(Recorded data)
------------------------------

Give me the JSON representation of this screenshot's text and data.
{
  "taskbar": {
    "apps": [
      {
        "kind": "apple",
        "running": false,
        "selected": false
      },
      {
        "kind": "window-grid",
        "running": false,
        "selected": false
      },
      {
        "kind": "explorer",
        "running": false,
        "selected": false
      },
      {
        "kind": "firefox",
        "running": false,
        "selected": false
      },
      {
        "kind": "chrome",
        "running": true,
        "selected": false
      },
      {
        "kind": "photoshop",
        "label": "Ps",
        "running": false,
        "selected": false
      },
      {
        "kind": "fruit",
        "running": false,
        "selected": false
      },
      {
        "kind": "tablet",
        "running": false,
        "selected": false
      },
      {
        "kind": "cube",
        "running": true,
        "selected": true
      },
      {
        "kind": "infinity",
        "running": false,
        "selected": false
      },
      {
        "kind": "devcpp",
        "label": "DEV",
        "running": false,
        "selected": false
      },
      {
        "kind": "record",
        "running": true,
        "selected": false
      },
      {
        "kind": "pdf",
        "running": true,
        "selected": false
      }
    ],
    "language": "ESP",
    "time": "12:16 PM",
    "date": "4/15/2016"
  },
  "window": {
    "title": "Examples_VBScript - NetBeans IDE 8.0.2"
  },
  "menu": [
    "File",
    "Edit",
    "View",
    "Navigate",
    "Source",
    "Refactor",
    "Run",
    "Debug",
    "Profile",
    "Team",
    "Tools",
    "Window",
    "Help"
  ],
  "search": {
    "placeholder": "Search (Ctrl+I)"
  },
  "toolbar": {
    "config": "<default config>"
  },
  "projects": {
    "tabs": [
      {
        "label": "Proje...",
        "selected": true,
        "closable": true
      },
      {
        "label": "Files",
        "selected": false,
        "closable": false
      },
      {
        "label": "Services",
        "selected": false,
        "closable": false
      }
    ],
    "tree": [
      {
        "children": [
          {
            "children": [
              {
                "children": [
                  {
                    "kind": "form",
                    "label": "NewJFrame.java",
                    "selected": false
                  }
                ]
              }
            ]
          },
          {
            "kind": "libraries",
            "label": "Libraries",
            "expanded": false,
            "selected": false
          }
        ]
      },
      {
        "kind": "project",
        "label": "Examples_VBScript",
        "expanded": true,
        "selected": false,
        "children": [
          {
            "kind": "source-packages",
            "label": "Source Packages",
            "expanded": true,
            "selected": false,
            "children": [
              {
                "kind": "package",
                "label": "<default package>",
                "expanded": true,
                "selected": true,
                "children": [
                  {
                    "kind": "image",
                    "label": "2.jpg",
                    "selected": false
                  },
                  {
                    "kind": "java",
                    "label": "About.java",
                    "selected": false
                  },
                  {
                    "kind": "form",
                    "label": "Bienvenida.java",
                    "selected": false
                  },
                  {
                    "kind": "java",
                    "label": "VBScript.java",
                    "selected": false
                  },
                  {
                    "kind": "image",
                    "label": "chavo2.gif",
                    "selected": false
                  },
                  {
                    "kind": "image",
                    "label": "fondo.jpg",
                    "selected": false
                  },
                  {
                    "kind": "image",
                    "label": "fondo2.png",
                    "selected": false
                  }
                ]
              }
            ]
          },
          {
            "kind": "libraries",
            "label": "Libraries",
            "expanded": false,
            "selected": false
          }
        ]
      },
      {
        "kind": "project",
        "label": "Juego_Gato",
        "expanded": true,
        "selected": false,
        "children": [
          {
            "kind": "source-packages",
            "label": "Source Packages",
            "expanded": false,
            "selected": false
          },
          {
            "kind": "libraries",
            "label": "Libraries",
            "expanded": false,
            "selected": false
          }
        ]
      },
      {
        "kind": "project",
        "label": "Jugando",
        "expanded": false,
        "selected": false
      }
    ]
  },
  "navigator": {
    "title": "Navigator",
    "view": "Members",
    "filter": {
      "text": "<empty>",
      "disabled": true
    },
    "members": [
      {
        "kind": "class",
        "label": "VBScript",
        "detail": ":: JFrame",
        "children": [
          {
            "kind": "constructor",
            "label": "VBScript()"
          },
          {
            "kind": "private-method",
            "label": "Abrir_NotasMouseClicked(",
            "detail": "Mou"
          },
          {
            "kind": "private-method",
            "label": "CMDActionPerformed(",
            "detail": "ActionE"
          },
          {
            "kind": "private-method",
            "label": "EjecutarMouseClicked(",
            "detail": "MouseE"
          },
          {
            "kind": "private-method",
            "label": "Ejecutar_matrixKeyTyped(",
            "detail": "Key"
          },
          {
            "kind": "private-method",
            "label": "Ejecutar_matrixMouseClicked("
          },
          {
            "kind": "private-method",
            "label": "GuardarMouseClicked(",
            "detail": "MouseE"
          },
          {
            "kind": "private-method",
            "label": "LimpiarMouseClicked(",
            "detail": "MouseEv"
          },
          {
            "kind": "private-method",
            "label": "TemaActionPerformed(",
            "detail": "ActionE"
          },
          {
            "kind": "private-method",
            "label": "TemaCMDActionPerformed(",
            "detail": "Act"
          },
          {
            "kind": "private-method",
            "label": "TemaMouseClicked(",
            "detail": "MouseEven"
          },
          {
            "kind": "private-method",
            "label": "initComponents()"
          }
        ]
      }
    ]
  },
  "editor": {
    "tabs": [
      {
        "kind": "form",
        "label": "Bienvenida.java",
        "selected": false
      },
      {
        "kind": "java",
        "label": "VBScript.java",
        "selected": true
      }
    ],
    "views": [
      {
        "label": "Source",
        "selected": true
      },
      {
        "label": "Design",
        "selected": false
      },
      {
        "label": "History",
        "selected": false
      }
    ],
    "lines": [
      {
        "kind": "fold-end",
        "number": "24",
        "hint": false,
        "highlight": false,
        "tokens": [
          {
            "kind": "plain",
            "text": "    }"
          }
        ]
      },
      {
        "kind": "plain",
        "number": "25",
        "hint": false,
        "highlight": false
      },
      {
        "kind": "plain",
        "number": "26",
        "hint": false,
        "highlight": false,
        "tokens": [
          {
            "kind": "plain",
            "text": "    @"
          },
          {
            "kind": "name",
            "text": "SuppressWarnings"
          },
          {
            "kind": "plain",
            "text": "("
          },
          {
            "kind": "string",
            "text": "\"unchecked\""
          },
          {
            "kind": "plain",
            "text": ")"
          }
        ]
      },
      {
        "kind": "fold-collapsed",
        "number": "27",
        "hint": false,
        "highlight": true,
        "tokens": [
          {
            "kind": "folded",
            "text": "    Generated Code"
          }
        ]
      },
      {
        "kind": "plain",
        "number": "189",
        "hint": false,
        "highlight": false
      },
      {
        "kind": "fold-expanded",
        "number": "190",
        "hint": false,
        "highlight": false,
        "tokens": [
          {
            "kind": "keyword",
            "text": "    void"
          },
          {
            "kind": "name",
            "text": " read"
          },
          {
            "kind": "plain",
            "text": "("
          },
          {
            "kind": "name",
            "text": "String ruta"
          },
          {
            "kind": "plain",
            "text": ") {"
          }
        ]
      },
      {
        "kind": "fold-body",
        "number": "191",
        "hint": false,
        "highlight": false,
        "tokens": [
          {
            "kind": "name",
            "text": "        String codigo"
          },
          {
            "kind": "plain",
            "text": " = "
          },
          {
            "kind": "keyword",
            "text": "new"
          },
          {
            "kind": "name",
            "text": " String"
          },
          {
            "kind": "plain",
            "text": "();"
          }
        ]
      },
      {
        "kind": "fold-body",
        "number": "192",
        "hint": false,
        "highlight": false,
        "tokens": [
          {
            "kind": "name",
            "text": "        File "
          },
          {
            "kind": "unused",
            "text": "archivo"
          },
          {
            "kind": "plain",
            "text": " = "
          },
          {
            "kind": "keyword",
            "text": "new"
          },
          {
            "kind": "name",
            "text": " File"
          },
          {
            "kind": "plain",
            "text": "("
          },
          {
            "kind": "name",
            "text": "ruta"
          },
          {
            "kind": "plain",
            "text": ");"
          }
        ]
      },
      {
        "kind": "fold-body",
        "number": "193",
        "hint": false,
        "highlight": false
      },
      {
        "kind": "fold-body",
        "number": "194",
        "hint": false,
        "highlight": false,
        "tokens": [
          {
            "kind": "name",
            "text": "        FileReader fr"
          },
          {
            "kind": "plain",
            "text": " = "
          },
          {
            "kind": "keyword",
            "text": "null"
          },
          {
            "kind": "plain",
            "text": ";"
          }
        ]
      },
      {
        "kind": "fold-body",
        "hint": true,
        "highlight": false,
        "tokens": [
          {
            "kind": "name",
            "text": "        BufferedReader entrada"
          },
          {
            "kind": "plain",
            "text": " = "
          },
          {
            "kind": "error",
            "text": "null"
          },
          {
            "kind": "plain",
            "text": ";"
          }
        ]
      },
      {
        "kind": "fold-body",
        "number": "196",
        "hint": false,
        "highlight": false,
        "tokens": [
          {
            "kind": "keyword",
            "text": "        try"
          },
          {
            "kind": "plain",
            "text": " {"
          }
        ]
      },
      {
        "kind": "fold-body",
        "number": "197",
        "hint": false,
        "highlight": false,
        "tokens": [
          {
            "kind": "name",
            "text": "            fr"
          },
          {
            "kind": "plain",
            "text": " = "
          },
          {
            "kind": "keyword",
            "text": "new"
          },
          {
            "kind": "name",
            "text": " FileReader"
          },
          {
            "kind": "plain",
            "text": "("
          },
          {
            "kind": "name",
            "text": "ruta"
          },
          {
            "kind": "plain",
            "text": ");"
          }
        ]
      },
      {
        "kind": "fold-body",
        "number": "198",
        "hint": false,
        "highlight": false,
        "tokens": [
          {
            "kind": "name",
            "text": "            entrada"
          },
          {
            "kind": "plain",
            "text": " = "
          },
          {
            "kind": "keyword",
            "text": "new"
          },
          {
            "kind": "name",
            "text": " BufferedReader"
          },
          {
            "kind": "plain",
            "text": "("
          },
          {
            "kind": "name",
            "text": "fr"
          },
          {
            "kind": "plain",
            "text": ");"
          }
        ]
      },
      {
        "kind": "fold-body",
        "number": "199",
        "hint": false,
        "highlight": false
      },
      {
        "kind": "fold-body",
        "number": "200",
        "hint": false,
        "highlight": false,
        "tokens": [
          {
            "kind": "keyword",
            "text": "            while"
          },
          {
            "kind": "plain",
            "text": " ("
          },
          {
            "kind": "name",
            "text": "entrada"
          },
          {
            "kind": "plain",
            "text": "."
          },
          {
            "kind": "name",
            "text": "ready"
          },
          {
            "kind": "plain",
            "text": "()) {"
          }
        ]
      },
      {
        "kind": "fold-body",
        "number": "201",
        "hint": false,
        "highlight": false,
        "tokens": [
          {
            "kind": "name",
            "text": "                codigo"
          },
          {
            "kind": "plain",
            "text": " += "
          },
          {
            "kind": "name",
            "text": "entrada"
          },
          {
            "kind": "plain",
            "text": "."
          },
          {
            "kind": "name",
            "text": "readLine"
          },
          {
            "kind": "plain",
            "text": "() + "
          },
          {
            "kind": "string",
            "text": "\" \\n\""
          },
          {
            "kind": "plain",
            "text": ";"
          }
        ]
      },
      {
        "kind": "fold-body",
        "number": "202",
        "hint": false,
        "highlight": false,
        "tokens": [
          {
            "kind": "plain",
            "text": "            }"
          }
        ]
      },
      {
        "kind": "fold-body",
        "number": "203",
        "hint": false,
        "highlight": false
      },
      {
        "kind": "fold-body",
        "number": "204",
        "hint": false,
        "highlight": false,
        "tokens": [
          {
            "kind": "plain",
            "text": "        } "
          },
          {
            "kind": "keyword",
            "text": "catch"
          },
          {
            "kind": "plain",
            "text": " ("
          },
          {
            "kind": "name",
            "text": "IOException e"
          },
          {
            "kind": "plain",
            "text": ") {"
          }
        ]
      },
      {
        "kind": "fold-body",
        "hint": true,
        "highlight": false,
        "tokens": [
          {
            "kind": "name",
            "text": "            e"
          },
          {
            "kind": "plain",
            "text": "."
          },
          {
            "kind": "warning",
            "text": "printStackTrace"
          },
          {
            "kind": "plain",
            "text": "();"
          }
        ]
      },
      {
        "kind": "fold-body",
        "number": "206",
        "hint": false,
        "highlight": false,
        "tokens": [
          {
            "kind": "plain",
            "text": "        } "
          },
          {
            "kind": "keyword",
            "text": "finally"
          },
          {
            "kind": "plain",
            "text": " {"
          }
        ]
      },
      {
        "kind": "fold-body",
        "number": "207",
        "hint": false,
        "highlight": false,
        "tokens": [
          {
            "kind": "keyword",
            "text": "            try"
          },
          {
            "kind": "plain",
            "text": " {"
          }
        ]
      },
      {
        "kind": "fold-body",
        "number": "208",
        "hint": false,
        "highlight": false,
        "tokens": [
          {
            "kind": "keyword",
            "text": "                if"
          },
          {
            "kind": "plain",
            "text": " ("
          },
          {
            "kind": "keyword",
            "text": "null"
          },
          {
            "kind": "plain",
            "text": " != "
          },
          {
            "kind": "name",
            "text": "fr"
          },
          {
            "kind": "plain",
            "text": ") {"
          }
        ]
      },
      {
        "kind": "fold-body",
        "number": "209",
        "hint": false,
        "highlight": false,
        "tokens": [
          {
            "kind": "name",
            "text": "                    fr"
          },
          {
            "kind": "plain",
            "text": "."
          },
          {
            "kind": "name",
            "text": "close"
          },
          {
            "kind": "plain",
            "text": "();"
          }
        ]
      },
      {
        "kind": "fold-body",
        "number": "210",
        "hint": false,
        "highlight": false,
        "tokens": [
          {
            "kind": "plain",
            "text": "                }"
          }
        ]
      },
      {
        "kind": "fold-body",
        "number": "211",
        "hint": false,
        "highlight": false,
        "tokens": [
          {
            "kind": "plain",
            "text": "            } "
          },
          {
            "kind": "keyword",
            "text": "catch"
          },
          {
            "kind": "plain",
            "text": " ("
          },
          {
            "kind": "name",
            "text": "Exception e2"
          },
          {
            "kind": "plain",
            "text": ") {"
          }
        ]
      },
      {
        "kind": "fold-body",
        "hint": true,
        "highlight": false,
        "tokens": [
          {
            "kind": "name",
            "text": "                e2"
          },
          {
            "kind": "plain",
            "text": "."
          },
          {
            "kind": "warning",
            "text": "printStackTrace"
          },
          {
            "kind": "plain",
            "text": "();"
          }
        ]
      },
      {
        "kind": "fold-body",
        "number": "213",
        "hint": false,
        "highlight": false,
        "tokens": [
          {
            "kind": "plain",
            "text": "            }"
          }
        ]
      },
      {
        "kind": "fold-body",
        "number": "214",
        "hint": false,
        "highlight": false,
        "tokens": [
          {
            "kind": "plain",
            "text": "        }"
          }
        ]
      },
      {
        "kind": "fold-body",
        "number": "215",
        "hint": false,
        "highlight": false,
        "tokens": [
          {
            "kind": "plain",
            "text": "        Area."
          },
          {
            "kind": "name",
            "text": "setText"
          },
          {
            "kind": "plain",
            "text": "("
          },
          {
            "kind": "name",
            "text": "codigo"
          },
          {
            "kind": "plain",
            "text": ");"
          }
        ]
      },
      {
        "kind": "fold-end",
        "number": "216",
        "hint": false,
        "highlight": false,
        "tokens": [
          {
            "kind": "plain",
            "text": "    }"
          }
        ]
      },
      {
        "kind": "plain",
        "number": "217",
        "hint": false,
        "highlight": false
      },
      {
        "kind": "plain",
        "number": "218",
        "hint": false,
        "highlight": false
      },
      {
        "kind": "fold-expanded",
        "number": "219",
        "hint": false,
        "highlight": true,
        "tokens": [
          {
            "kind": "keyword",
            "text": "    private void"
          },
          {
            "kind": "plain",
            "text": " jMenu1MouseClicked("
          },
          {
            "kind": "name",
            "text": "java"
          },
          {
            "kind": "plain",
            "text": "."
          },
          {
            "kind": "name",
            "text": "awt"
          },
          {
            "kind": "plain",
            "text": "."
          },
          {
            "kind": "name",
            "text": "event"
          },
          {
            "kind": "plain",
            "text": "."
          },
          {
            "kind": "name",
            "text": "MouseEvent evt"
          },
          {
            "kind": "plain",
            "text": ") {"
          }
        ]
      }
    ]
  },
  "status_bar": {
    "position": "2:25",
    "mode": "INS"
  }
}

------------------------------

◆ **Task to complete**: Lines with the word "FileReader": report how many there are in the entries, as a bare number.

◆ **Written answer**: 2